Hanna: It’s difficult because all of us are trying to navigate our self-worth with our belonging. Belonging is also a bit like self-confidence and self-love in the sense that you can have it all, but still if you are not happy within yourself then there is nothing that can make you truly happy and at home. For me, there is comfort and surrendering. I no longer try to belong somewhere. I find great comfort in just existing in the world. And I belong where I am in the moment.
Gaamangwe: Exactly. If today I feel I belong here, that’s enough. It is difficult to always chase the idea that belonging is a fixed singular feeling, I think it changes. Belonging also varies in terms of scale and urgency. For others, it’s really belonging in terms of bigger systems like homes while for some, it could be about belonging to a group of friends or family. That is also always in flux, ever-changing and evolving. Our own ideas of home, belonging and even identity are always shifting because of the place and space we are in. So, the inner world is the only thing that can truly be the thing in control of that sense of belonging and home.
Hanna: That’s true. Living in another country definitely changes the idea of belonging. For me, I have lived in six different countries since I was a child and each country has been vastly different, and it has enabled me to adapt in a way that is much deeper than I would have thought. I navigate my sense of belonging by adjusting myself to the culture and ways of the people that I am around. So, when I talk to somebody who’s literally struggling in English, I literally change my accent and the way that I talk in a way that it becomes easy for them. If I am speaking to somebody who speaks Arabic and I am speaking to them in English, I try to use as many Arabic words as possible. So now I am good with accents and mimicking dialects, and that has always freaked people out in the way that I pronounce things or say things in the way that they do, even though I know nothing about that language or particular culture.
Gaamangwe: That’s great. On languages, how was the process of translating your short story collection from English to Somali?
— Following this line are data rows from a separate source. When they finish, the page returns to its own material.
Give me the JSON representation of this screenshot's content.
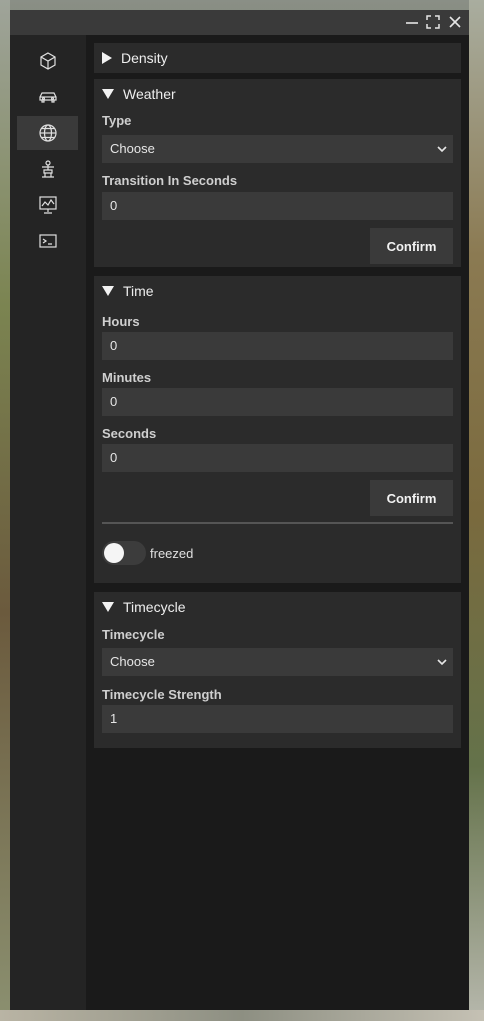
{
  "icons": {
    "minimize": "minimize-icon",
    "maximize": "maximize-icon",
    "close": "close-icon"
  },
  "sidebar": {
    "items": [
      {
        "icon": "cube-icon",
        "active": false
      },
      {
        "icon": "car-icon",
        "active": false
      },
      {
        "icon": "globe-icon",
        "active": true
      },
      {
        "icon": "ped-icon",
        "active": false
      },
      {
        "icon": "monitor-chart-icon",
        "active": false
      },
      {
        "icon": "terminal-icon",
        "active": false
      }
    ]
  },
  "density": {
    "title": "Density"
  },
  "weather": {
    "title": "Weather",
    "type_label": "Type",
    "type_value": "Choose",
    "transition_label": "Transition In Seconds",
    "transition_value": "0",
    "confirm_label": "Confirm"
  },
  "time": {
    "title": "Time",
    "hours_label": "Hours",
    "hours_value": "0",
    "minutes_label": "Minutes",
    "minutes_value": "0",
    "seconds_label": "Seconds",
    "seconds_value": "0",
    "confirm_label": "Confirm",
    "freeze_label": "freezed",
    "freeze_on": false
  },
  "timecycle": {
    "title": "Timecycle",
    "timecycle_label": "Timecycle",
    "timecycle_value": "Choose",
    "strength_label": "Timecycle Strength",
    "strength_value": "1"
  },
  "colors": {
    "titlebar": "#3a3a3a",
    "sidebar": "#242424",
    "panel": "#2b2b2b",
    "field": "#3a3a3a",
    "content_bg": "#1a1a1a"
  }
}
Hanna: Well, that was actually done by another Somali who lives in the diaspora. It was a fun experience that somebody else who also grew up in the diaspora read my stories and translated them into Somali. She is fluent and knows classic Somali, and I believe she has brought angles into how the language has changed to the diaspora. So, it’s really something exciting.
Gaamangwe: That is exciting. How does one get the book?
Hanna: The short stories collection is currently published in Somali language in written and audio version. They are available at marketfiftyfour.com where you can buy the ebook or the audio version or both. The ebook and audio version are 3.50 US dollars. The reason why we are currently only offering it in Somali is because we are really pushing for the idea that African stories in African languages matter. The book might be published in English later but it’s important for us to push this movement of contemporary, brand new stories in African languages. The greater aim is to get other writers publishing in their own African languages so that eventually we can have the languages from the fifty four countries of Africa, which is why they are called Market FiftyFour. So, for me it’s a movement that’s bigger than myself. So, when you buy this stories it’s not necessarily about me, it’s about supporting a movement of encouraging African writings in African languages.
Gaamangwe: This is such an important movement. We should all be part of it. Hanna, this has been an education. Thank you for joining me in this space. All the best with the short stories collection and your writings.
Gaamangwe Joy Mogami is a writer, filmmaker and interviewer from Gaborone, Botswana. Her poetry has been published in Brittle Paper, Afridiaspora, African Writer, Kalahari Review, Poetry Potion and Expound Magazine. Her interviews have been published in The Review Review, Praxis Magazine Mosaic Magazine, Alephi Magazine and Peolwane. Gaamangwe Joy Mogami is the Founder and Managing Editor of Africa in Dialogue.